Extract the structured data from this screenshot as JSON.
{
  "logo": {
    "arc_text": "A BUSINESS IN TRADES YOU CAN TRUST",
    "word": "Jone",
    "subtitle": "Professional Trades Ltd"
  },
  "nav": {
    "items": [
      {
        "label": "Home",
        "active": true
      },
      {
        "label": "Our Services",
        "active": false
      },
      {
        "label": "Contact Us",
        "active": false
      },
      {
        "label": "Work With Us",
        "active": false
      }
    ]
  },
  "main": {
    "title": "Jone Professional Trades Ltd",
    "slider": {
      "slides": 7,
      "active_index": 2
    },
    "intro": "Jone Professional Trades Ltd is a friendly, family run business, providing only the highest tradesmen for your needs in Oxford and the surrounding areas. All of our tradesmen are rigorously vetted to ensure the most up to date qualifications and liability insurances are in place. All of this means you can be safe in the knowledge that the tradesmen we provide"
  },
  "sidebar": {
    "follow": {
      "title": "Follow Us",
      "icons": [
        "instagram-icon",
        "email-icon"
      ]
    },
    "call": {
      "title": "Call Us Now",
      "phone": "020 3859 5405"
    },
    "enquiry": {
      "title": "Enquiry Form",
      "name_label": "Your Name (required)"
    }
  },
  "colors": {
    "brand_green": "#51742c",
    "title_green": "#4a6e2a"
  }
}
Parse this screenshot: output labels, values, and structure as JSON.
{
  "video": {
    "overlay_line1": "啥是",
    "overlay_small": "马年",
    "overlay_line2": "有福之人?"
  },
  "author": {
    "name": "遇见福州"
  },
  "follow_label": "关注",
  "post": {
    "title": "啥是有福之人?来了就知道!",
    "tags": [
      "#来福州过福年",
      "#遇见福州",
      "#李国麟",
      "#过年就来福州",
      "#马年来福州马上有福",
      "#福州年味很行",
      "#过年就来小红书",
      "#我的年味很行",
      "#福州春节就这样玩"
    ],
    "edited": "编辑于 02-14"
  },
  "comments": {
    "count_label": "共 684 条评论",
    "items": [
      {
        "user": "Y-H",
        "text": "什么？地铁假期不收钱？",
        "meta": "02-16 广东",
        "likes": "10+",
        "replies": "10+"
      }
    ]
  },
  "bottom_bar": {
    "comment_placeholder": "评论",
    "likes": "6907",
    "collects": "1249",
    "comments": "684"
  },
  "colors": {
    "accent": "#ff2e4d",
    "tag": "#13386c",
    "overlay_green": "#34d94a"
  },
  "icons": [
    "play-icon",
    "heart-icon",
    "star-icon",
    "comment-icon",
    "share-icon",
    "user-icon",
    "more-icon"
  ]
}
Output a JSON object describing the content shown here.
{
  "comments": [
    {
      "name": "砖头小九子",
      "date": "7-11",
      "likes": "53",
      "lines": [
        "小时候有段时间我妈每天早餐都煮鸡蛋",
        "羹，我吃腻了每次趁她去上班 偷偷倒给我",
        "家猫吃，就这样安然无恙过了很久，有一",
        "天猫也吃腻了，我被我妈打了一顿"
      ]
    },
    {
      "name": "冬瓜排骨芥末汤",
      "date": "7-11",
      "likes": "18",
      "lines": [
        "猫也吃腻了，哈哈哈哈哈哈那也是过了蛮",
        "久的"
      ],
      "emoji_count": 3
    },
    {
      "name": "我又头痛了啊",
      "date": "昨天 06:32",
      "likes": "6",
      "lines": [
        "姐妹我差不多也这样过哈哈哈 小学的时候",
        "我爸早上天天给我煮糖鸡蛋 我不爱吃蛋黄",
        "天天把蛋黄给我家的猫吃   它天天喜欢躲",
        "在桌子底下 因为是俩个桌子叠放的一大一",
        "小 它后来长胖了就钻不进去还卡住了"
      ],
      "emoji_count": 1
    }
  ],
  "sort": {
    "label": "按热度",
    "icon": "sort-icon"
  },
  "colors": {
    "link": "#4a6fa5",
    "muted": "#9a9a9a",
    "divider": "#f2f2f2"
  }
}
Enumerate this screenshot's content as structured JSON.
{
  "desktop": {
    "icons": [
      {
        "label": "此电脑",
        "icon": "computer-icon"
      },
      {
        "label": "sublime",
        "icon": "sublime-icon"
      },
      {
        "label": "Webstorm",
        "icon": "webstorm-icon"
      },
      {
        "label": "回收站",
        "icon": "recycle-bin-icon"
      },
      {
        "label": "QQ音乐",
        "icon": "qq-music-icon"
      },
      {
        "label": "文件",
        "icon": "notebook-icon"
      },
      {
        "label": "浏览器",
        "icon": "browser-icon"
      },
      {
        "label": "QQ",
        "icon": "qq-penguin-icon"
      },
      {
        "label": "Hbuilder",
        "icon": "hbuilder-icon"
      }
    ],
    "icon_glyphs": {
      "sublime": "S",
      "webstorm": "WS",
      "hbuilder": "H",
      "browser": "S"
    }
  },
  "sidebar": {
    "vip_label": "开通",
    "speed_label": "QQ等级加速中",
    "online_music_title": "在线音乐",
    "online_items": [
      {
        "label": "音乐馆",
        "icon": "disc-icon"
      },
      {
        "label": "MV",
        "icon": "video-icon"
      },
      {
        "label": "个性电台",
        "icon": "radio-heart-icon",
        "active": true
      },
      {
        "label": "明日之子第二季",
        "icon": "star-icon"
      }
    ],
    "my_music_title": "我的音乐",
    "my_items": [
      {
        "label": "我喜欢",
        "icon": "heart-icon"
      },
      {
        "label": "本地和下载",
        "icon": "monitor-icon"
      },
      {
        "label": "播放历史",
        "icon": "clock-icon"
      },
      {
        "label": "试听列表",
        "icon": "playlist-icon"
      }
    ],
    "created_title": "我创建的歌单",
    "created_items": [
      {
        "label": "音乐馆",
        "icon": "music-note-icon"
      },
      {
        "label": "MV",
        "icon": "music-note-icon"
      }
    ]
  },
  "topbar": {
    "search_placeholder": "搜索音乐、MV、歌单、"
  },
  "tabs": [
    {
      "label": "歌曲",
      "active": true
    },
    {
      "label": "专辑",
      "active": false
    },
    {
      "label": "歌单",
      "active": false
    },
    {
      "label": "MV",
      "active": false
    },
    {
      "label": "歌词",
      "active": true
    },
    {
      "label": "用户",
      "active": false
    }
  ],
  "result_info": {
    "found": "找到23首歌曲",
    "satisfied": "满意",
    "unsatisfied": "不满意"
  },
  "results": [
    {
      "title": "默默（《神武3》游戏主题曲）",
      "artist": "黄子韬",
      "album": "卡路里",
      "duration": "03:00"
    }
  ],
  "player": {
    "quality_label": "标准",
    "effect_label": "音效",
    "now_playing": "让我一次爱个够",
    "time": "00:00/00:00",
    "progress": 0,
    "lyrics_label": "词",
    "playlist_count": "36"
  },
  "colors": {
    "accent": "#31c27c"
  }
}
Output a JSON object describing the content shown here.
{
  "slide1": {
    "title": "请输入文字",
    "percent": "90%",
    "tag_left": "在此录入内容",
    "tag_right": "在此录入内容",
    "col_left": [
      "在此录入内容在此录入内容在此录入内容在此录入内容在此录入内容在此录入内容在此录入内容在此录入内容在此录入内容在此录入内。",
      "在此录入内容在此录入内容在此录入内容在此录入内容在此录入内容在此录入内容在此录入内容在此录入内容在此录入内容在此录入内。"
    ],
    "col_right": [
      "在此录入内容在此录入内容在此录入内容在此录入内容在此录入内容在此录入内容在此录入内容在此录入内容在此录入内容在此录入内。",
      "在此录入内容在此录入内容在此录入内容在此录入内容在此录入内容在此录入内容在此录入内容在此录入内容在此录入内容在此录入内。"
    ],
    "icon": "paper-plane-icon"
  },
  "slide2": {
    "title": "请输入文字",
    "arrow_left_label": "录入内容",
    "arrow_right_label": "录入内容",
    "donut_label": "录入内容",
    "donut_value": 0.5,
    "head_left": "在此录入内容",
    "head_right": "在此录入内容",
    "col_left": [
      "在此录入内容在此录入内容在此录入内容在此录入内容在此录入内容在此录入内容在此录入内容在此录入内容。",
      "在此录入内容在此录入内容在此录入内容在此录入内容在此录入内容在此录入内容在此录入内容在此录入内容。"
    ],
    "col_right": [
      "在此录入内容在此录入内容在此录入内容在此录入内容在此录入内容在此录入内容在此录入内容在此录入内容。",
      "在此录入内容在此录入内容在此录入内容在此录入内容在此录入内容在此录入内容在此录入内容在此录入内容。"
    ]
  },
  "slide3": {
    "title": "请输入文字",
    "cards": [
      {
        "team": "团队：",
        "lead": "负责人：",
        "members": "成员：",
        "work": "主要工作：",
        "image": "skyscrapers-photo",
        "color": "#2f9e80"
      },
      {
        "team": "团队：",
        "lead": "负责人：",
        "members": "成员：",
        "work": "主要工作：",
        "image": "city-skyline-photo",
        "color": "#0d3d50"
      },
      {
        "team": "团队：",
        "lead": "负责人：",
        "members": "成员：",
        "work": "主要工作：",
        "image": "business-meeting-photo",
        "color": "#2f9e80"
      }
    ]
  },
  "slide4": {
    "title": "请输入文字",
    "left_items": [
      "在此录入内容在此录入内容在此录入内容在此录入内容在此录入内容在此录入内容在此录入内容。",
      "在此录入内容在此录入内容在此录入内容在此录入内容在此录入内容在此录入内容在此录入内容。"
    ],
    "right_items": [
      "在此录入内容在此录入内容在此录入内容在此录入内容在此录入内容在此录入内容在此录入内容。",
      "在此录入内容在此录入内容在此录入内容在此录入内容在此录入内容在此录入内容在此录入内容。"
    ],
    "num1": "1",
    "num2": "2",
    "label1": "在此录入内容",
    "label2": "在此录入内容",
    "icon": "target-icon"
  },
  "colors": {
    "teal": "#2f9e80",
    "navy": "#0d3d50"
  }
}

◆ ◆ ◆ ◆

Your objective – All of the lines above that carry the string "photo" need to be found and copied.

Output below –
        "image": "skyscrapers-photo",
        "image": "city-skyline-photo",
        "image": "business-meeting-photo",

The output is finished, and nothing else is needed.